When you wander into the work of Kahneman and Tversky far enough, you come to find their fingerprints in places you never imagined even existed. It’s alive in the work of the psychologist Philip Tetlock, who famously studied the predictions of putative political experts and found they were less accurate than predictions made by simple algorithms. It’s present in the writing of Atul Gawande (Better, The Checklist Manifesto), who has shown the dangers of doctors who place too much faith in their intuition. It inspired the work of Terry Odean, a finance professor at U.C. Berkeley, who examined 10,000 individual brokerage accounts to see if stocks the brokers bought outperformed stocks they sold and found that the reverse was true.

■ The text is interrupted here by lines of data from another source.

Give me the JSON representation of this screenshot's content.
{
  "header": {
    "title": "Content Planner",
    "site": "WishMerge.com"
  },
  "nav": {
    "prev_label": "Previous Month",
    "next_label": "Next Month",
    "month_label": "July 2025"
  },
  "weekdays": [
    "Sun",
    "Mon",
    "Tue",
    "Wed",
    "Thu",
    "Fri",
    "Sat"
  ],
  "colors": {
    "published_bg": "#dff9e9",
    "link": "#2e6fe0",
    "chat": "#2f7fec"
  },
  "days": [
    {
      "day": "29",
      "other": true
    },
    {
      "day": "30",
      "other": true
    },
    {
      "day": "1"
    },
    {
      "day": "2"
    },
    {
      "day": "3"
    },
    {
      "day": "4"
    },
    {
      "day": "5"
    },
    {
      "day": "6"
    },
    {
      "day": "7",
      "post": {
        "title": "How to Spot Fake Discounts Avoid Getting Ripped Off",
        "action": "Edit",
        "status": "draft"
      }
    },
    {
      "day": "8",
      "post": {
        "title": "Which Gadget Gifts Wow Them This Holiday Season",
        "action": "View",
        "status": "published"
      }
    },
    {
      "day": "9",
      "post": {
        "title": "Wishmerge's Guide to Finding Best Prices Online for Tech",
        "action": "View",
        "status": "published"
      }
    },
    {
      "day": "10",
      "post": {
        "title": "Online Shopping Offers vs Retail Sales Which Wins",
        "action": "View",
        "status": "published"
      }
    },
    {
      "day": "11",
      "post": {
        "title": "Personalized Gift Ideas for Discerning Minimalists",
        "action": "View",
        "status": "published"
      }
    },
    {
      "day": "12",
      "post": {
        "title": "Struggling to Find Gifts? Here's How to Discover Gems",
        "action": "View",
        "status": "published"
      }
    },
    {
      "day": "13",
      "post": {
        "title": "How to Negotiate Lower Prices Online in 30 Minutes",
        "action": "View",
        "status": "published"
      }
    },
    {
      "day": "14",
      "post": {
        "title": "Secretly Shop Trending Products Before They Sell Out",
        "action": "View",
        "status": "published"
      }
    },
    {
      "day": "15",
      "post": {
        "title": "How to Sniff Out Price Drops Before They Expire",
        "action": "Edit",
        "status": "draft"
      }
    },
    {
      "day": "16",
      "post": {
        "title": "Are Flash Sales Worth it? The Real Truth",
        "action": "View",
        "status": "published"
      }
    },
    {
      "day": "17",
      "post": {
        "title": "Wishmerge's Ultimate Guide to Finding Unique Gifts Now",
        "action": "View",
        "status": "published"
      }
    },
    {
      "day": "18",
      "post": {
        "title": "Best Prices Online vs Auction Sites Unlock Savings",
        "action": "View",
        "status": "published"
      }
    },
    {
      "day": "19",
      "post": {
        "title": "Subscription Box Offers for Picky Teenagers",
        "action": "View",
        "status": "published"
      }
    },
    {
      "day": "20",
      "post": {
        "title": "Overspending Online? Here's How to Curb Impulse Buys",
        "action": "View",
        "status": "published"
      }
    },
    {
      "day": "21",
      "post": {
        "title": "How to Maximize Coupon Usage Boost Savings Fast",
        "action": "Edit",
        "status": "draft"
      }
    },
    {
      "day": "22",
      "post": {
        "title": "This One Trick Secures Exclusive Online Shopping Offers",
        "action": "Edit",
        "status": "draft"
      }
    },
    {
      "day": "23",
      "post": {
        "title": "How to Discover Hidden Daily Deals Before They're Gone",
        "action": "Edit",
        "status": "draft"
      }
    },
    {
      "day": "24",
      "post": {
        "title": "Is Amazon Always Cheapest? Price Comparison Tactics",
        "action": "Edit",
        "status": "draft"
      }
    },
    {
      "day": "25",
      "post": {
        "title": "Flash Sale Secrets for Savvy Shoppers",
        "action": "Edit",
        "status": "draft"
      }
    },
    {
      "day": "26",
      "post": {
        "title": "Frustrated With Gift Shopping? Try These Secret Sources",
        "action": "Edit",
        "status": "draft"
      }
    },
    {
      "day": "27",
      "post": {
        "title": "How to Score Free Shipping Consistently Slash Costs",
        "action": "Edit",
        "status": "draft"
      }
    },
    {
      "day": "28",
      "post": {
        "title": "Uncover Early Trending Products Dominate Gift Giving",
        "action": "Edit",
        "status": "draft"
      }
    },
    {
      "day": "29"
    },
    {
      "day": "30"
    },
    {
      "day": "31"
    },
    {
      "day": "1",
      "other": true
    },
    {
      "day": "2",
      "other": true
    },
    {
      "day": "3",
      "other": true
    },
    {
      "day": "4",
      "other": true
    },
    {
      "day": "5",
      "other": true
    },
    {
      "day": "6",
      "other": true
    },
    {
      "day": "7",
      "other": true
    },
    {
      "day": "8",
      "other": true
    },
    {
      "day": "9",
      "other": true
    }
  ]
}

Recently, The New York Times ran an interesting article about a doctor and medical researcher in Toronto named Donald Redelmeier, whose quirky research projects upended all sorts of assumptions you might not know you even had. He’d shown that changing lanes in traffic is pointless, for instance, and that an applicant was less likely to be admitted to a medical school if he was interviewed on a rainy day. More generally he had demonstrated the power of illusions on the human mind. The person who had sent him down this road in life, he told the Times reporter, was his old professor Amos Tversky.
Micheal Lewis is the best-selling author of The Big Short, Liar's Poker, Moneyball, The Blindside and most recently, Boomerang: Travels in the New Third World.